Almost a year after the floods in Limburg-South, how is the damage compensation going? Have people already returned to their homes and “is everything back to normal”? Or not? In early March, I went with a colleague for three days to Valkenburg aan de Geul, Gulpen-Wittem and Meerssen to see for myself the aftermath of the floods. I took my camera with me.
In this blog, you can read about how we approached this visit, about my musings on these types of events in the future and what effect they have on citizens’ relationship with government.
In January, Reinier van Zutphen, the National Ombudsman together with Jan, a colleague, paid a regional visit in Limburg as they often do. Among others, Reinier spoke with the mayor of Valkenburg, Daan Prevoo. He told him that with that aftermath, things did not go well at all. The following week, Jan asked if I wanted to go with him to Limburg on short notice for a bit longer to see exactly what was going on. I went along because I did research on the effects of gas extraction last year and we saw some overlap at first glance.
From Monday to Wednesday, we were guests of the three municipalities most affected during last year’s floods: Valkenburg aan de Geul, Gulpen-Wittem and Meerssen. Staff who are working a lot with the aftermath of the floods had created a program for us.
But first: what happened last year?
During the week of July 14, it rained tremendously in Belgium and Germany. This led to floods that then flowed into South Limburg. I found this clip from the youth news that shows well what residents had to deal with:
On July 16, after a crisis council, the cabinet formally declared the flood in South Limburg a national disaster. On BNR that day: “This means that the cabinet will put into effect the Damage Compensation Act. That way, victims will quickly get clarity on whether their damage will be compensated by the government, if their insurance does not cover it.”
But so it’s not going well. We went out for three days with employees of the three Limburg municipalities to get a picture of this ourselves.
Beforehand, Jan and I looked for all kinds of things. I visualized this on a timeline. Approximately what has happened and what bottlenecks do we already see based on what we find online?
We used this timeline as a conversation starter on Monday. Our questions in this regard were:
- Who are the key parties in the aftermath and how do they relate to each other? How do the most affected areas differ?
- What are causes and effects that have happened in recent months? Are there chain reactions?
- What are money flows and who has access to what?
- What bottlenecks are there and do they have relationships with each other?
- What do residents and business owners notice about this? How do consequences impact them and those around them?
On large flip charts we mapped out the answers. By the end of the afternoon, my head was full of all the money flows and dead ends in the arrangements. How do we make sense of this?
Real stories from real people
The following days we visited residents and business owners. I had my camera with me to immediately capture what we encountered.
For example, with a man my age in Valkenburg who will probably be living in a cottage with his girlfriend and baby until next year. He is caught between the insurer and the Netherlands Enterprise Agency (RVO), no one wants to get burned on the likely problems with his foundation. He is now receiving an allowance from a private fund to find out what the problem is so that things can move forward again.

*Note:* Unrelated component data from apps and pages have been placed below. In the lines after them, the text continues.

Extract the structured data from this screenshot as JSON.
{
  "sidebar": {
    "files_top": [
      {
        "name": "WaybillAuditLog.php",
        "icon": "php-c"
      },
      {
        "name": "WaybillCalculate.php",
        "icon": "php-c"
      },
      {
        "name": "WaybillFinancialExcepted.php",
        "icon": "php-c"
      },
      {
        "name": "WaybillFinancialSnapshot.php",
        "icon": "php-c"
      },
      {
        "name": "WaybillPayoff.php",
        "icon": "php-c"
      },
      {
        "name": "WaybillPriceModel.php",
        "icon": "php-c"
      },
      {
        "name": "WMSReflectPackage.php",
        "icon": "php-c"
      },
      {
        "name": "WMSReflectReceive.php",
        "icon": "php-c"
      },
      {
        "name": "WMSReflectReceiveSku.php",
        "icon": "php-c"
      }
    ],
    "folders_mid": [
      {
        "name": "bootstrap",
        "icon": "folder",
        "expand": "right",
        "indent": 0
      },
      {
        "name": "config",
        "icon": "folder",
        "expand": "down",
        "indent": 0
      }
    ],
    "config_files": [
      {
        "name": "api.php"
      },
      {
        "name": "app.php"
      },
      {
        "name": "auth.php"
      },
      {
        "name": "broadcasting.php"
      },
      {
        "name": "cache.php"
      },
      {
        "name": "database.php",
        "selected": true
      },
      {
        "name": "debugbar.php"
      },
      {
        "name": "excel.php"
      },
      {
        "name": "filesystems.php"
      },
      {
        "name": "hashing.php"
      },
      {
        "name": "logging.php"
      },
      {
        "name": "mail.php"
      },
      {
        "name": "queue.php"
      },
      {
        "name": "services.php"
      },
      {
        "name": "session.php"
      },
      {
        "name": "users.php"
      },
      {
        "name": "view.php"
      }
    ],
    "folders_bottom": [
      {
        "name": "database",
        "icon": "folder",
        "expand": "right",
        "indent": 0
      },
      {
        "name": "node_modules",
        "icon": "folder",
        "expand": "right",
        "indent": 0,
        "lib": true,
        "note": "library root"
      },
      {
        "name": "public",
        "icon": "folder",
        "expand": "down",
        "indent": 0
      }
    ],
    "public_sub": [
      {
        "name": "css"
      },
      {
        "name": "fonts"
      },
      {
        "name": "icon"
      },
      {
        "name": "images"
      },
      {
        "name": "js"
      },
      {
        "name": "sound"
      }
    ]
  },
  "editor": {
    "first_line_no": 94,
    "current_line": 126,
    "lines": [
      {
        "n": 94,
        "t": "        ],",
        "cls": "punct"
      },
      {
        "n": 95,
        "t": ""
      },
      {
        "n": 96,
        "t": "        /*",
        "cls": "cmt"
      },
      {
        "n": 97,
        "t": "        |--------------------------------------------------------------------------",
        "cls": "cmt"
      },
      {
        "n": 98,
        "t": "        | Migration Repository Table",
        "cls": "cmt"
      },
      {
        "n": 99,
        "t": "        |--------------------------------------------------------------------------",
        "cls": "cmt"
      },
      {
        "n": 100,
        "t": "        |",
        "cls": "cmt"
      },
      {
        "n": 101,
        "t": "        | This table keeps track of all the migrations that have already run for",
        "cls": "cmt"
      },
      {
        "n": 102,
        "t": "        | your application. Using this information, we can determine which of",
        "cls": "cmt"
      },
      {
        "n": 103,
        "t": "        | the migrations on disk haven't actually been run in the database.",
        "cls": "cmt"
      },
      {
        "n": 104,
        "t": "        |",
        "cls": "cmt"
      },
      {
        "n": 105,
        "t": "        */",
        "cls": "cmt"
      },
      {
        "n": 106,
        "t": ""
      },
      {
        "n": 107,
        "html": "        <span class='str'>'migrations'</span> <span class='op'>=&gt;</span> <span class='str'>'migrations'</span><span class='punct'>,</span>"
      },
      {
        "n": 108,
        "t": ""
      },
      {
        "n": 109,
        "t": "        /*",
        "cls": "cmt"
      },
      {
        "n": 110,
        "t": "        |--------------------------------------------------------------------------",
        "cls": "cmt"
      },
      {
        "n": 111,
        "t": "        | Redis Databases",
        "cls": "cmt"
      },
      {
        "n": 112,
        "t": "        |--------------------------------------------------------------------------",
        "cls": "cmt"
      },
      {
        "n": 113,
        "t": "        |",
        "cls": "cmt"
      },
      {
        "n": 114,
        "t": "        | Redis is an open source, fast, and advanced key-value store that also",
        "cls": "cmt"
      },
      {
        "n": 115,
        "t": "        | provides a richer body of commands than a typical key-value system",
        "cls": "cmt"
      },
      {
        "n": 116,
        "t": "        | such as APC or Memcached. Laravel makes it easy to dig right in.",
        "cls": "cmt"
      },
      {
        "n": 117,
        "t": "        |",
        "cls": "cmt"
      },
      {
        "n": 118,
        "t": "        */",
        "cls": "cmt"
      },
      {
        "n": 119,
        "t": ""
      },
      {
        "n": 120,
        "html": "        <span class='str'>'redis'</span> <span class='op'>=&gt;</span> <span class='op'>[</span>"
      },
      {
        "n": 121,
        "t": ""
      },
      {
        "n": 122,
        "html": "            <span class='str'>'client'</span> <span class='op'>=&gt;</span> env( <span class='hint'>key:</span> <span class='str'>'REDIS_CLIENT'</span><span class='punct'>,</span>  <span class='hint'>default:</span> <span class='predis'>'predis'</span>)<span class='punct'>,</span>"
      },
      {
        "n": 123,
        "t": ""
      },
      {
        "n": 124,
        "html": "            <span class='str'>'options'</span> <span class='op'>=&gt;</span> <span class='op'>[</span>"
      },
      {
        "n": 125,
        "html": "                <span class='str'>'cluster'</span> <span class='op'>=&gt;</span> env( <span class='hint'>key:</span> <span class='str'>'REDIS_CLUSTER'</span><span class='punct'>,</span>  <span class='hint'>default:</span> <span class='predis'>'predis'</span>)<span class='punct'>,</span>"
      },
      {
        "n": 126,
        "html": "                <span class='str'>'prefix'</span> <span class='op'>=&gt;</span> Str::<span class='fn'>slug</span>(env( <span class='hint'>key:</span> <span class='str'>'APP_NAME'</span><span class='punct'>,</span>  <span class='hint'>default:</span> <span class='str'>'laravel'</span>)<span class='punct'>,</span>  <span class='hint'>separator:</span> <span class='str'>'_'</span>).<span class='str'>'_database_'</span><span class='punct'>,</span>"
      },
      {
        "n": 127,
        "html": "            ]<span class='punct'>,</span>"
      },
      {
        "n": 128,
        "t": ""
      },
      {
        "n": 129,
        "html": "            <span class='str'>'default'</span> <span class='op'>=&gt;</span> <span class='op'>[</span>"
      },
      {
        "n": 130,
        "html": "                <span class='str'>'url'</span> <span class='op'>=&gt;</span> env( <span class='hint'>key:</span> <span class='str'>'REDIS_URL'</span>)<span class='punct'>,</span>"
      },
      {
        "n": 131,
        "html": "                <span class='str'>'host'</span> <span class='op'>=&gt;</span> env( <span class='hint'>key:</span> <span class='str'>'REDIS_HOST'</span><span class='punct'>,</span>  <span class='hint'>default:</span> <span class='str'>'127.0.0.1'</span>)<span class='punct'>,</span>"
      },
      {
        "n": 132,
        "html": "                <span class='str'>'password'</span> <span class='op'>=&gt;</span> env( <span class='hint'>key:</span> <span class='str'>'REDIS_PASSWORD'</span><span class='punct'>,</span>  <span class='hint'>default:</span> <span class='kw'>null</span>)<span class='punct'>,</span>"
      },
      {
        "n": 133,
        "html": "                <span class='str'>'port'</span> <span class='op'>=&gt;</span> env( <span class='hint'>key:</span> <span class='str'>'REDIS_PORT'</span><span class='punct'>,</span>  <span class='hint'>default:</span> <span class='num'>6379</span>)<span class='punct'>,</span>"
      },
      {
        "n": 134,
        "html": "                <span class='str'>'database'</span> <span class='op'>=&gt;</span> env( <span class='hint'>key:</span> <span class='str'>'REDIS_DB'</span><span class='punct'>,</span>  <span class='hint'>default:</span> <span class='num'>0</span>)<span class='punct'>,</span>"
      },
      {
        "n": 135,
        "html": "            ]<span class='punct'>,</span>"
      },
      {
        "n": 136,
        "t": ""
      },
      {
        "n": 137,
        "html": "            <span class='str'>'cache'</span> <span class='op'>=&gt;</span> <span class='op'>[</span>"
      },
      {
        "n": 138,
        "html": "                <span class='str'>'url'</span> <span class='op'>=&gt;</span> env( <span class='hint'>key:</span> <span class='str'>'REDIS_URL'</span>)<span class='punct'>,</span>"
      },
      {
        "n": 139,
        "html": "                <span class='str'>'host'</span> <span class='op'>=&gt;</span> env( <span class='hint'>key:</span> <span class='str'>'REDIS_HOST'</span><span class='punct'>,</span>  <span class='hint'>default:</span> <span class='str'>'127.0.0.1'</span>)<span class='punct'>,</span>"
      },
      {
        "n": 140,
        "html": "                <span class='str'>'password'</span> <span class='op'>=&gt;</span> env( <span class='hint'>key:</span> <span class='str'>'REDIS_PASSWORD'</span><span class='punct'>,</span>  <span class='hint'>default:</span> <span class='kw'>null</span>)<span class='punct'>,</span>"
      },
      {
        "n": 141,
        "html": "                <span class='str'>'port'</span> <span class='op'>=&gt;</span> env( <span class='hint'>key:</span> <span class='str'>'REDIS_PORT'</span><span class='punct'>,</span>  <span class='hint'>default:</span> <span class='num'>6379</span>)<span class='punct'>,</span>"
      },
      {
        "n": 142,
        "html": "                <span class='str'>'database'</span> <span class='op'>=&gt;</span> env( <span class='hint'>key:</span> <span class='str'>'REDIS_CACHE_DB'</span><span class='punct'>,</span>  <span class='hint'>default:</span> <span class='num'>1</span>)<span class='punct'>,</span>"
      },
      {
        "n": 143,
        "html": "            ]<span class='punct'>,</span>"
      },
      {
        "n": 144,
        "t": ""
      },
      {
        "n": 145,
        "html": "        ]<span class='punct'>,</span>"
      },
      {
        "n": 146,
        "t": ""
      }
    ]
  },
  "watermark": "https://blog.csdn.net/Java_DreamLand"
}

At a couple in Gulpen-Wittem who are still doing a lot of work in their home. After last June’s rising water, they again placed sandbags at the doors, the now sweetly babbling brook is flowing directly behind their home. They would like organizations to help them how to proactively protect their homes from future high water but there are no arrangements for that. They are for damage afterwards though.
A gentleman in Meerssen who still lives in the garage because the house has not yet been renovated. He is left with a gap between damages and compensation of 80,000 euros that he has nowhere to invoice.
All indicated that they had different expectations, perhaps naively, when it was said last year that the floods were a disaster and that the government was going to help them. A year later, that turns out not to be so simple.
How do we move forward?
I see two routes in front of me.
In the short term, I think we need to make the maze understandable. The maze of money flows and schemes that are there for residents and business owners but have dead ends where citizens get stuck. The stories we encountered are examples of this, these people are at the end of such a dead end and cannot go on.
How can the government design such a maze? Probably with good intentions, I know few rogues in government. But still: the government promises something, which is positive, only to design squishy bureaucracy. Why are we doing this? And how come it turned out this way? What can the National Ombudsman do in this regard?
In the long run, I think it would be interesting to delve into future events related to this kind of climate conflicts. The people we spoke to, both resident and mayor, are all concerned with the next time this will happen. Because there is no question in their minds that this is not an incident. Something needs to be done in the Geul Valley.
Who is in charge? In part, if still possible, to prevent such major floods from happening again, to warn when they happen and to deal with the consequences quickly and appropriately?
Last year, I read many books about climate change and what lies ahead. What should citizens expect from government in this type of climate conflict? And what does this mean for how government designs itself?
This is still a new area for me. So I would love to hear who I can talk to further about that and what to read or listen to about it. Let me know.